The coral reefs are protected by the Philippine government; commercial collection and exporting of corals is illegal. But through the Academy’s research department, Shepherd and his colleagues were able to secure permits to export corals. They returned to the Philippines in 2008 and 2009, collecting small cuttings and hand-carrying them back to the United States. “We have those now in cultivation behind the scenes in some of our holding rooms as well as on exhibit,” Shepherd says. “Our hope is to get multiple species of coral in cultivation here, new species that aren’t typically available within the public aquarium community, to grow them for our own in-house research projects, for display purposes, and to share with other public aquariums around the country, and thereby reduce the pressure for collecting coral in the wild.”

Located in shallow waters of tropical and subtropical regions, coral reefs are often described as the rainforests of the sea—vast repositories of marine biodiversity, including species that have yet to be discovered. “We’re seeing a lot of that biodiversity disappear due to a variety of human-induced reasons,” Shepherd notes, “so it’s important for us to study those and work to try to protect the rest of what we have.

“One of our goals, of course, is to try to engage people and inspire them with the beauty and majesty within our exhibits. At the Philippine Coral Reef exhibit, you’ll see more than 2,000 fish representing over 100 species. You’ll see hundreds of live corals of many, many different species—all living together, presented in a very artful way.
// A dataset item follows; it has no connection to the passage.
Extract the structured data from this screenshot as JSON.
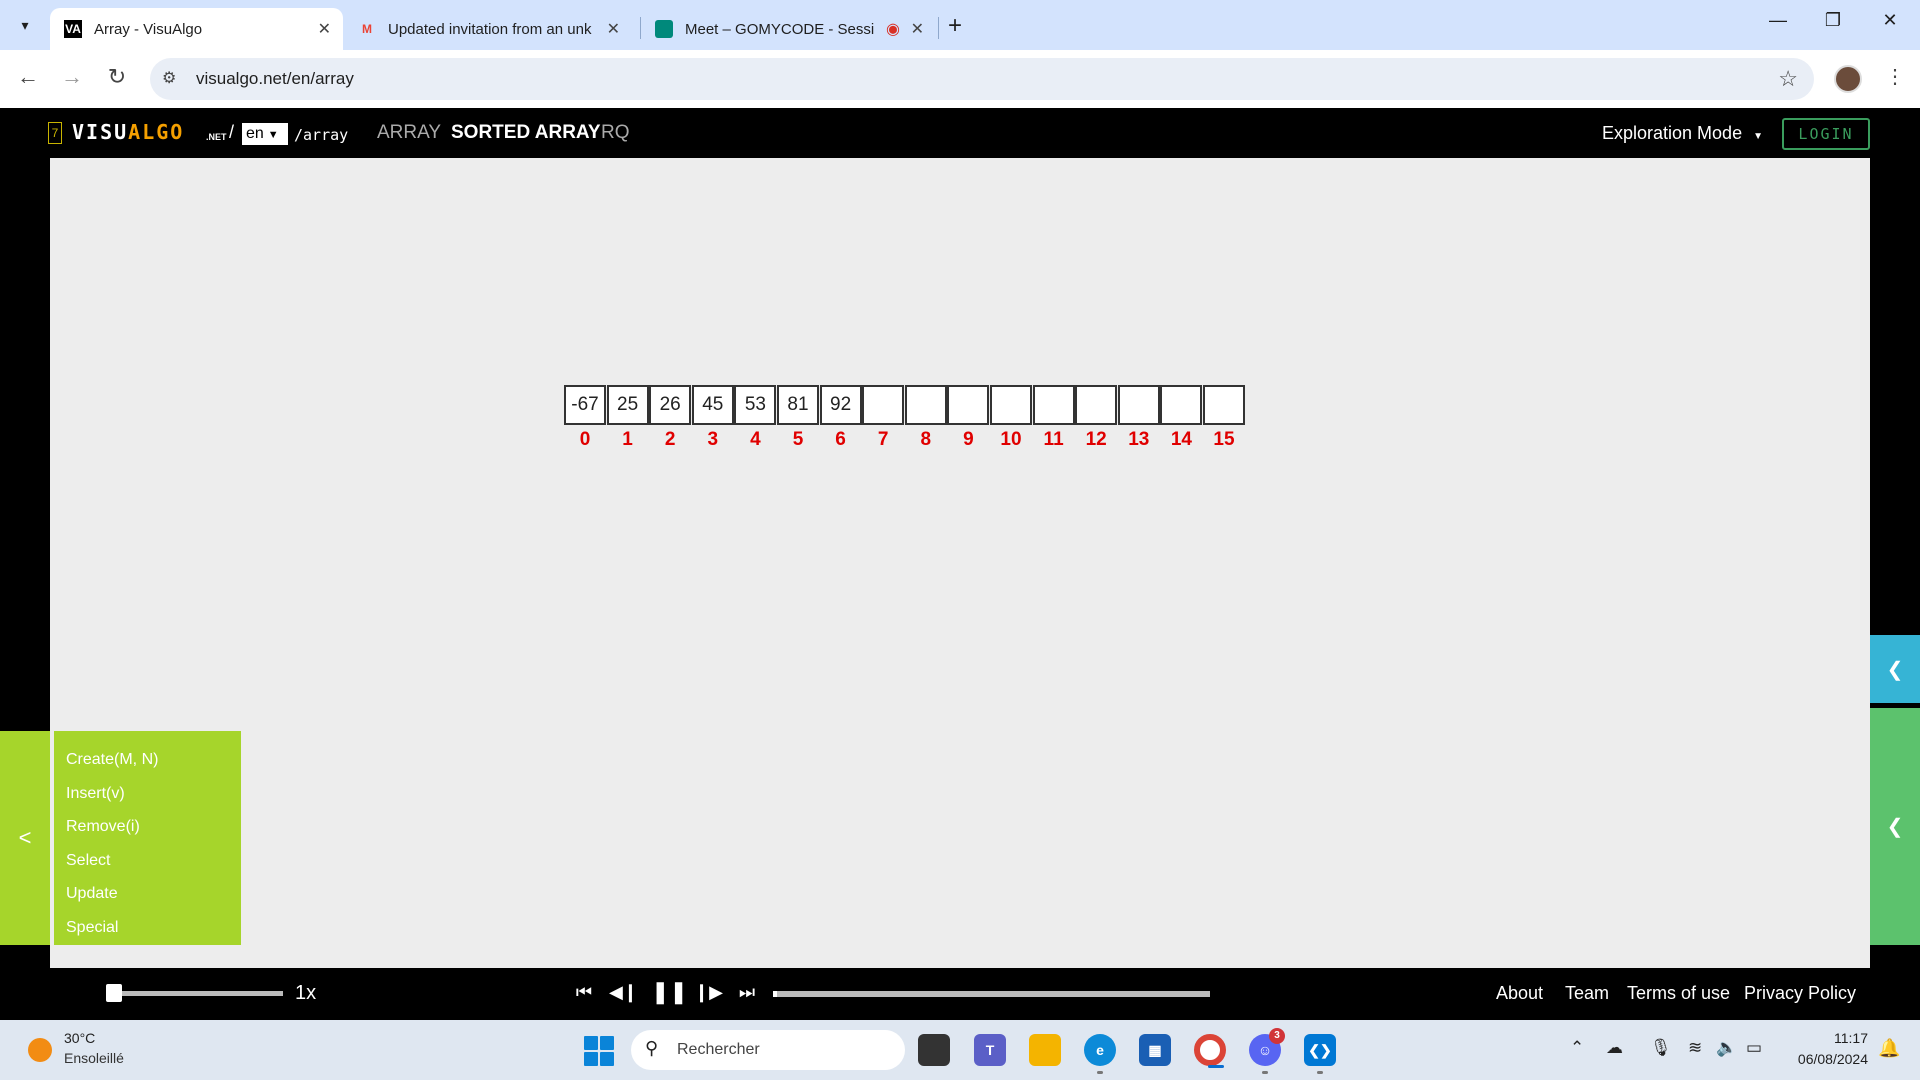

And the hope is that you can make a connection, particularly with children, but with everyone, so people recognize that this is something beautiful in the world they may not have the opportunity to see in the wild, but they know it’s there and it’s important to protect.” 
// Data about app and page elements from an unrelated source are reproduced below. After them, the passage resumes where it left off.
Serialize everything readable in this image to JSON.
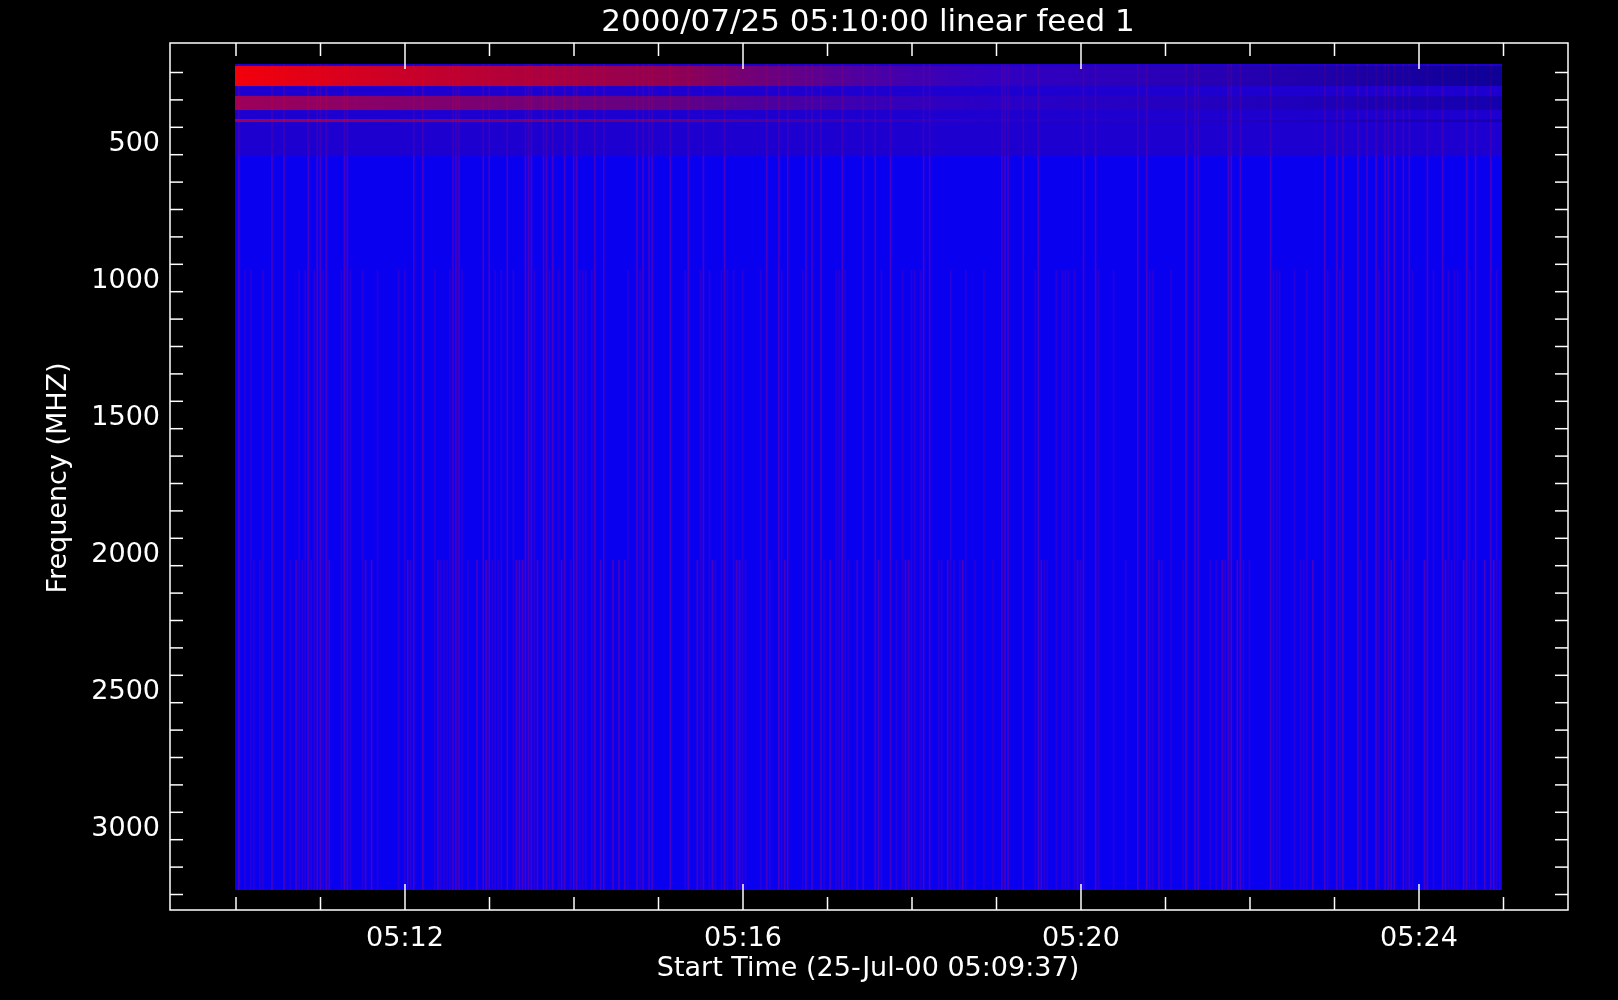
{
  "plot": {
    "title": "2000/07/25 05:10:00 linear feed 1",
    "y_axis": {
      "label": "Frequency (MHZ)",
      "ticks": [
        "500",
        "1000",
        "1500",
        "2000",
        "2500",
        "3000"
      ]
    },
    "x_axis": {
      "label": "Start Time (25-Jul-00 05:09:37)",
      "ticks": [
        "05:12",
        "05:16",
        "05:20",
        "05:24"
      ]
    }
  }
}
Evolutionary Artistry
Evolutionary Artistry

Bart Shepherd ’97 did his undergraduate work at the College of William and Mary, where he double-majored in fine art and anthropology. “During that time, I was kind of a closet scientist, I guess, in that I kept aquaria in my dorm room, as many as they would let me. And I grew up on the Chesapeake Bay, so I was very much interested in coastal communities and coastal habitats. I just never really clicked with the biology thing while I was at William and Mary.”

After he graduated, he spent a year working at the Virginia Aquarium in Virginia Beach. “I realized at that point there was a ceiling to where I could go without an additional degree in the sciences and biology, so when I found myself in Poughkeepsie, I immediately looked in all the guide books and saw that there was a master’s program at Vassar.” He met with members of the Biology Department and asked to be admitted as a master’s candidate. “And they said, ‘Okay, well—slow down a second. Why don’t you take some classes, and we’ll see where that takes you?’” 
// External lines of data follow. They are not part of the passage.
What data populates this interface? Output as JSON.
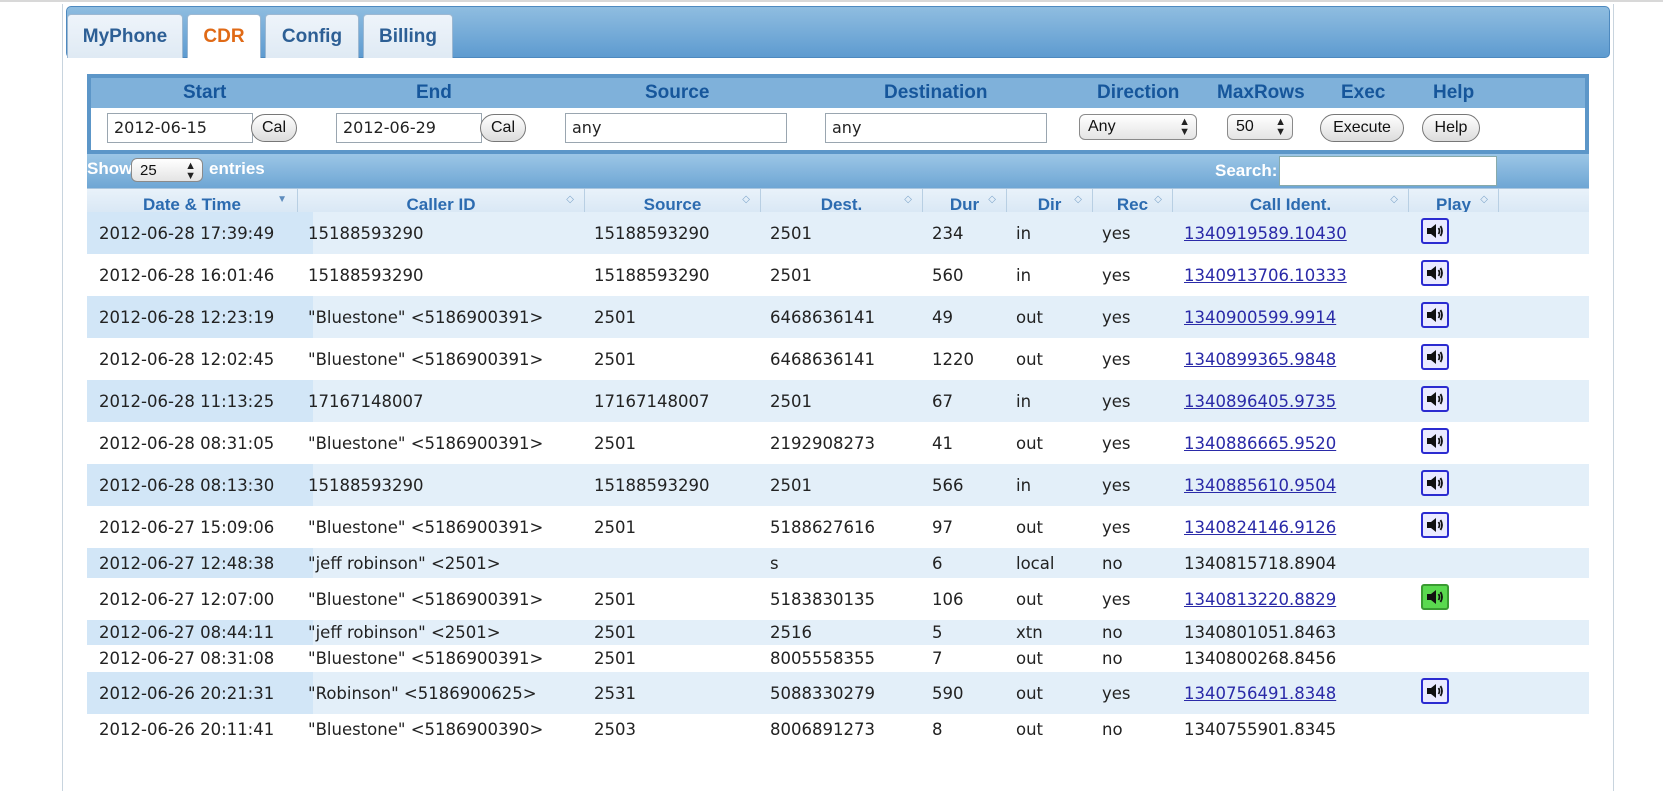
{
  "tabs": [
    {
      "label": "MyPhone",
      "active": false
    },
    {
      "label": "CDR",
      "active": true
    },
    {
      "label": "Config",
      "active": false
    },
    {
      "label": "Billing",
      "active": false
    }
  ],
  "filter": {
    "labels": {
      "start": "Start",
      "end": "End",
      "source": "Source",
      "destination": "Destination",
      "direction": "Direction",
      "maxrows": "MaxRows",
      "exec": "Exec",
      "help": "Help"
    },
    "start_value": "2012-06-15",
    "end_value": "2012-06-29",
    "source_value": "any",
    "destination_value": "any",
    "direction_value": "Any",
    "maxrows_value": "50",
    "cal_label": "Cal",
    "execute_label": "Execute",
    "help_button_label": "Help"
  },
  "showbar": {
    "show_label": "Show",
    "entries_value": "25",
    "entries_label": "entries",
    "search_label": "Search:"
  },
  "columns": [
    "Date & Time",
    "Caller ID",
    "Source",
    "Dest.",
    "Dur",
    "Dir",
    "Rec",
    "Call Ident.",
    "Play"
  ],
  "rows": [
    {
      "datetime": "2012-06-28 17:39:49",
      "callerid": "15188593290",
      "source": "15188593290",
      "dest": "2501",
      "dur": "234",
      "dir": "in",
      "rec": "yes",
      "ident": "1340919589.10430",
      "linked": true,
      "play": "blue"
    },
    {
      "datetime": "2012-06-28 16:01:46",
      "callerid": "15188593290",
      "source": "15188593290",
      "dest": "2501",
      "dur": "560",
      "dir": "in",
      "rec": "yes",
      "ident": "1340913706.10333",
      "linked": true,
      "play": "blue"
    },
    {
      "datetime": "2012-06-28 12:23:19",
      "callerid": "\"Bluestone\" <5186900391>",
      "source": "2501",
      "dest": "6468636141",
      "dur": "49",
      "dir": "out",
      "rec": "yes",
      "ident": "1340900599.9914",
      "linked": true,
      "play": "blue"
    },
    {
      "datetime": "2012-06-28 12:02:45",
      "callerid": "\"Bluestone\" <5186900391>",
      "source": "2501",
      "dest": "6468636141",
      "dur": "1220",
      "dir": "out",
      "rec": "yes",
      "ident": "1340899365.9848",
      "linked": true,
      "play": "blue"
    },
    {
      "datetime": "2012-06-28 11:13:25",
      "callerid": "17167148007",
      "source": "17167148007",
      "dest": "2501",
      "dur": "67",
      "dir": "in",
      "rec": "yes",
      "ident": "1340896405.9735",
      "linked": true,
      "play": "blue"
    },
    {
      "datetime": "2012-06-28 08:31:05",
      "callerid": "\"Bluestone\" <5186900391>",
      "source": "2501",
      "dest": "2192908273",
      "dur": "41",
      "dir": "out",
      "rec": "yes",
      "ident": "1340886665.9520",
      "linked": true,
      "play": "blue"
    },
    {
      "datetime": "2012-06-28 08:13:30",
      "callerid": "15188593290",
      "source": "15188593290",
      "dest": "2501",
      "dur": "566",
      "dir": "in",
      "rec": "yes",
      "ident": "1340885610.9504",
      "linked": true,
      "play": "blue"
    },
    {
      "datetime": "2012-06-27 15:09:06",
      "callerid": "\"Bluestone\" <5186900391>",
      "source": "2501",
      "dest": "5188627616",
      "dur": "97",
      "dir": "out",
      "rec": "yes",
      "ident": "1340824146.9126",
      "linked": true,
      "play": "blue"
    },
    {
      "datetime": "2012-06-27 12:48:38",
      "callerid": "\"jeff robinson\" <2501>",
      "source": "",
      "dest": "s",
      "dur": "6",
      "dir": "local",
      "rec": "no",
      "ident": "1340815718.8904",
      "linked": false,
      "play": "none"
    },
    {
      "datetime": "2012-06-27 12:07:00",
      "callerid": "\"Bluestone\" <5186900391>",
      "source": "2501",
      "dest": "5183830135",
      "dur": "106",
      "dir": "out",
      "rec": "yes",
      "ident": "1340813220.8829",
      "linked": true,
      "play": "green"
    },
    {
      "datetime": "2012-06-27 08:44:11",
      "callerid": "\"jeff robinson\" <2501>",
      "source": "2501",
      "dest": "2516",
      "dur": "5",
      "dir": "xtn",
      "rec": "no",
      "ident": "1340801051.8463",
      "linked": false,
      "play": "none"
    },
    {
      "datetime": "2012-06-27 08:31:08",
      "callerid": "\"Bluestone\" <5186900391>",
      "source": "2501",
      "dest": "8005558355",
      "dur": "7",
      "dir": "out",
      "rec": "no",
      "ident": "1340800268.8456",
      "linked": false,
      "play": "none"
    },
    {
      "datetime": "2012-06-26 20:21:31",
      "callerid": "\"Robinson\" <5186900625>",
      "source": "2531",
      "dest": "5088330279",
      "dur": "590",
      "dir": "out",
      "rec": "yes",
      "ident": "1340756491.8348",
      "linked": true,
      "play": "blue"
    },
    {
      "datetime": "2012-06-26 20:11:41",
      "callerid": "\"Bluestone\" <5186900390>",
      "source": "2503",
      "dest": "8006891273",
      "dur": "8",
      "dir": "out",
      "rec": "no",
      "ident": "1340755901.8345",
      "linked": false,
      "play": "none"
    }
  ]
}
His first course was a biomechanics seminar with John Long, professor of biology and renowned fish physiologist. “I hadn’t done physics since high school, I hadn’t done calculus since high school—so it was a real stretch for me, but I could do it. So there was this kind of amazing confidence thing that came about, where I was like, hey, you know, I can really do this.”

Long had some grant funds to support a research associate and hired Shepherd to help run his lab and work with undergraduates on their research projects. “So I left Vassar two and a half years later with a master’s, having had an incredible learning experience, but also having had a job where I was a member of the department,” Shepherd says.

Does he regret not having majored in biology as an undergrad? “The time I spent studying art and art history and the time I spent studying biology and evolution—both of those things factor into my life here every day at the Academy,” Shepherd says. “I’m doing science, but I’m presenting it to the public using art, using elements of composition. The content is completely driven by science, but we’ve had to make that relevant to people who come through the door every day.”